● **WHAT IS NEEDED**
Lines below that include "icon" are the answer; copy each one.

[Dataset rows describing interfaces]
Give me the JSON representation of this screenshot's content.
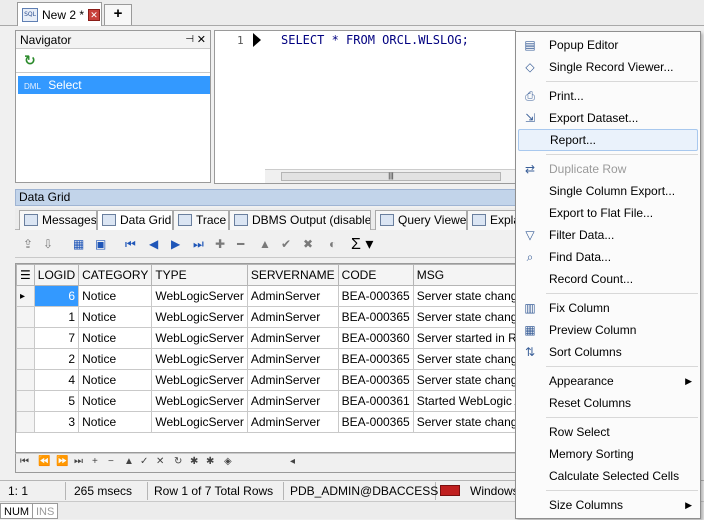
{
  "tabs": [
    {
      "label": "New 2 *"
    }
  ],
  "navigator": {
    "title": "Navigator",
    "item": "Select",
    "item_prefix": "DML"
  },
  "editor": {
    "line": "1",
    "sql": "SELECT * FROM ORCL.WLSLOG;"
  },
  "datagrid": {
    "title": "Data Grid",
    "tabs": [
      "Messages",
      "Data Grid",
      "Trace",
      "DBMS Output (disabled)",
      "Query Viewer",
      "Expla"
    ],
    "columns": [
      "LOGID",
      "CATEGORY",
      "TYPE",
      "SERVERNAME",
      "CODE",
      "MSG"
    ],
    "rows": [
      [
        "6",
        "Notice",
        "WebLogicServer",
        "AdminServer",
        "BEA-000365",
        "Server state change"
      ],
      [
        "1",
        "Notice",
        "WebLogicServer",
        "AdminServer",
        "BEA-000365",
        "Server state change"
      ],
      [
        "7",
        "Notice",
        "WebLogicServer",
        "AdminServer",
        "BEA-000360",
        "Server started in RU"
      ],
      [
        "2",
        "Notice",
        "WebLogicServer",
        "AdminServer",
        "BEA-000365",
        "Server state change"
      ],
      [
        "4",
        "Notice",
        "WebLogicServer",
        "AdminServer",
        "BEA-000365",
        "Server state change"
      ],
      [
        "5",
        "Notice",
        "WebLogicServer",
        "AdminServer",
        "BEA-000361",
        "Started WebLogic A"
      ],
      [
        "3",
        "Notice",
        "WebLogicServer",
        "AdminServer",
        "BEA-000365",
        "Server state change"
      ]
    ]
  },
  "status": {
    "position": "1:   1",
    "time": "265 msecs",
    "rows": "Row 1 of 7 Total Rows",
    "connection": "PDB_ADMIN@DBACCESS",
    "auth": "Windows",
    "num": "NUM",
    "ins": "INS"
  },
  "context_menu": [
    {
      "label": "Popup Editor",
      "icon": "popup-editor-icon"
    },
    {
      "label": "Single Record Viewer...",
      "icon": "record-viewer-icon"
    },
    {
      "sep": true
    },
    {
      "label": "Print...",
      "icon": "print-icon"
    },
    {
      "label": "Export Dataset...",
      "icon": "export-icon"
    },
    {
      "label": "Report...",
      "hover": true
    },
    {
      "sep": true
    },
    {
      "label": "Duplicate Row",
      "icon": "duplicate-icon",
      "disabled": true
    },
    {
      "label": "Single Column Export..."
    },
    {
      "label": "Export to Flat File..."
    },
    {
      "label": "Filter Data...",
      "icon": "filter-icon"
    },
    {
      "label": "Find Data...",
      "icon": "find-icon"
    },
    {
      "label": "Record Count..."
    },
    {
      "sep": true
    },
    {
      "label": "Fix Column",
      "icon": "fix-column-icon"
    },
    {
      "label": "Preview Column",
      "icon": "preview-column-icon"
    },
    {
      "label": "Sort Columns",
      "icon": "sort-columns-icon"
    },
    {
      "sep": true
    },
    {
      "label": "Appearance",
      "submenu": true
    },
    {
      "label": "Reset Columns"
    },
    {
      "sep": true
    },
    {
      "label": "Row Select"
    },
    {
      "label": "Memory Sorting"
    },
    {
      "label": "Calculate Selected Cells"
    },
    {
      "sep": true
    },
    {
      "label": "Size Columns",
      "submenu": true
    }
  ]
}
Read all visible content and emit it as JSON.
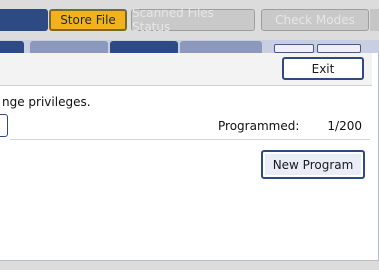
{
  "top_tabs": {
    "store_file": "Store File",
    "scanned_files_status": "Scanned Files Status",
    "check_modes": "Check Modes"
  },
  "header": {
    "exit_label": "Exit"
  },
  "main": {
    "message": "nge privileges.",
    "programmed_label": "Programmed:",
    "programmed_value": "1/200",
    "new_program_label": "New Program"
  },
  "colors": {
    "accent_dark_blue": "#2d4a83",
    "store_file_yellow": "#f2b21b",
    "disabled_gray": "#c9c9c9"
  }
}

● **RESULT OF THE EXERCISE**
      "icon": "popup-editor-icon"
      "icon": "record-viewer-icon"
      "icon": "print-icon"
      "icon": "export-icon"
      "icon": "duplicate-icon",
      "icon": "filter-icon"
      "icon": "find-icon"
      "icon": "fix-column-icon"
      "icon": "preview-column-icon"
      "icon": "sort-columns-icon"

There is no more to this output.